The U.S. Air Force has certified SpaceX for military space launch.
The Tuesday announcement makes SpaceX just the second company to receive the green light from the U.S. Air Force for sending national security payloads into orbit.
SpaceX will have its first chance to vie for work in June when the service sends out a request for proposal GPS III launch services, according to a report by Military Times.
"This is a very important milestone for the Air Force and the Department of Defense," Secretary of the Air Force Deborah Lee James said in a DoD press release. "SpaceX's emergence as a viable commercial launch provider provides the opportunity to compete launch services for the first time in almost a decade.
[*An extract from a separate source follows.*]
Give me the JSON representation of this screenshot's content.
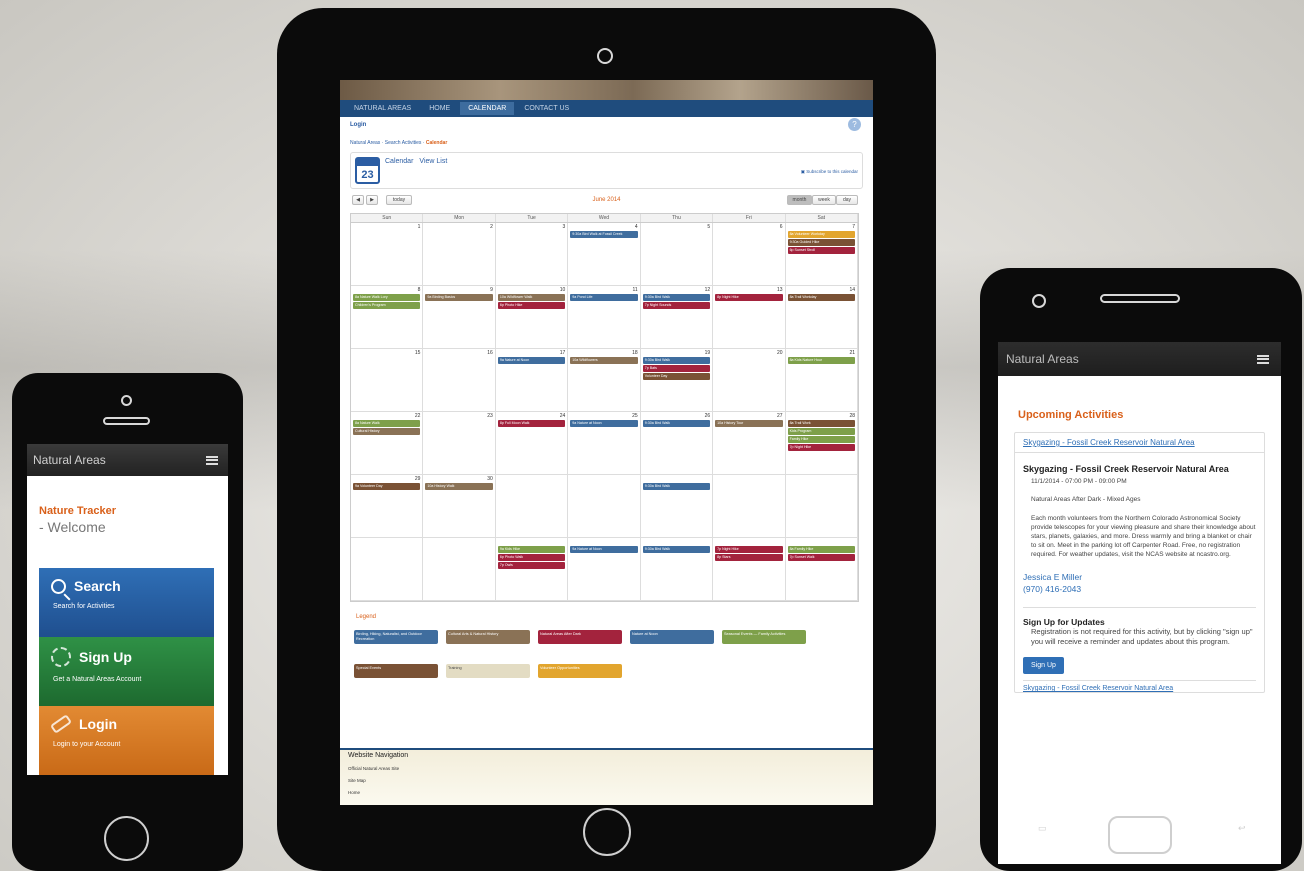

Ultimately, leveraging of the commercial space market drives down cost to the American taxpayer and improves our military's resiliency."
In the same release, SpaceX CEO Elon Musk said, “This is an important step toward bringing competition to National Security Space launch. We thank the Air Force for its confidence in us and look forward to serving it well."
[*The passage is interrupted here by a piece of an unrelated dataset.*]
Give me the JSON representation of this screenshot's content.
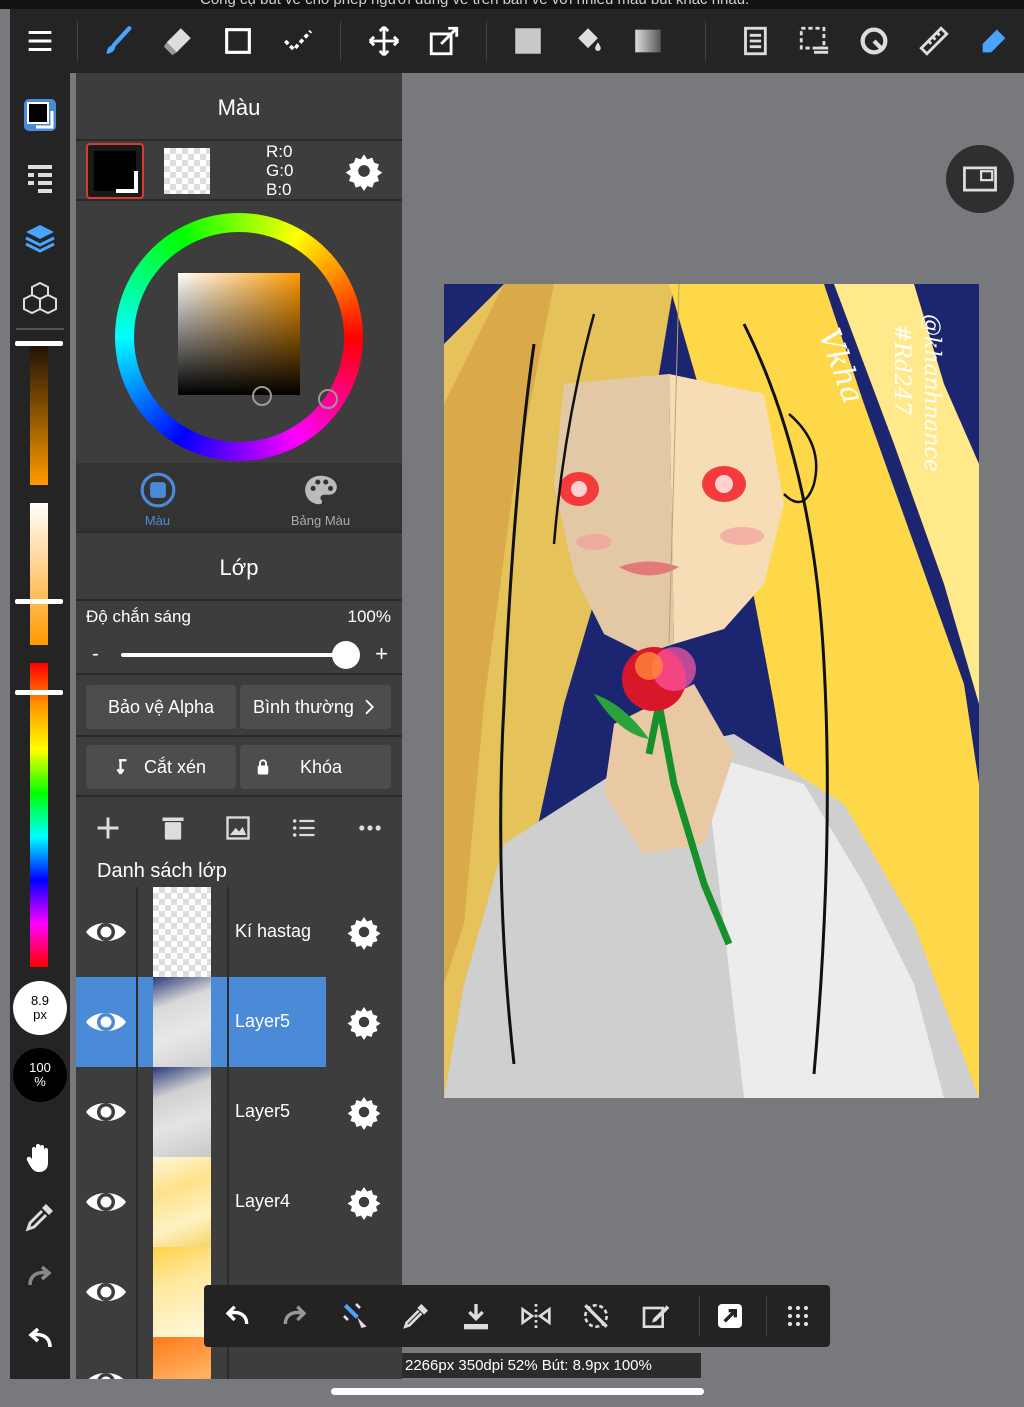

It took a while for SpaceX to receive certification. According to Military Times, Musk, who had been critical of the lethargic process, “went so far as to intimate Air Force officials were purposefully slow-rolling his firm.”
Space X sued the Air Force last year when it awarded United Launch Alliance (ULA) with a block-buy of contracts. The lawsuit was settled and the Air Force vowed to better keep contracts open for competition moving forward.
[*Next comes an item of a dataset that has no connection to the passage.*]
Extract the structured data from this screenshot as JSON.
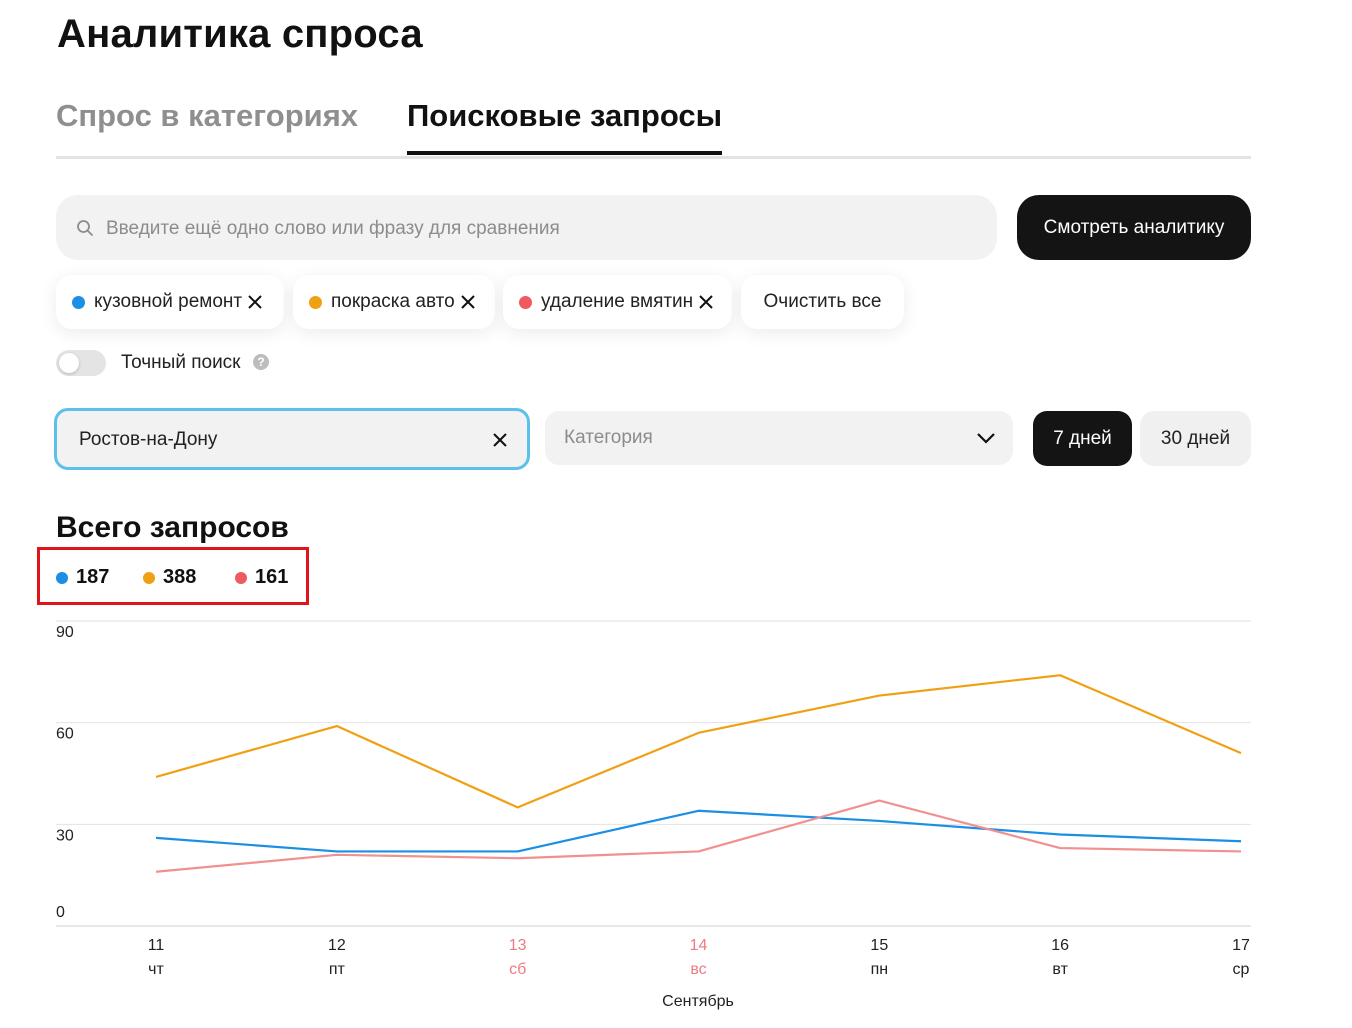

ULA, which is a joint venture from Boeing and Lockheed Martin, previously had a monopoly on the U.S. military space launch due to the Air Force’s Evolved Expendable Launch Vehicle (EELV) contract. With competition, the Air Force hopes that the government will receive better prices.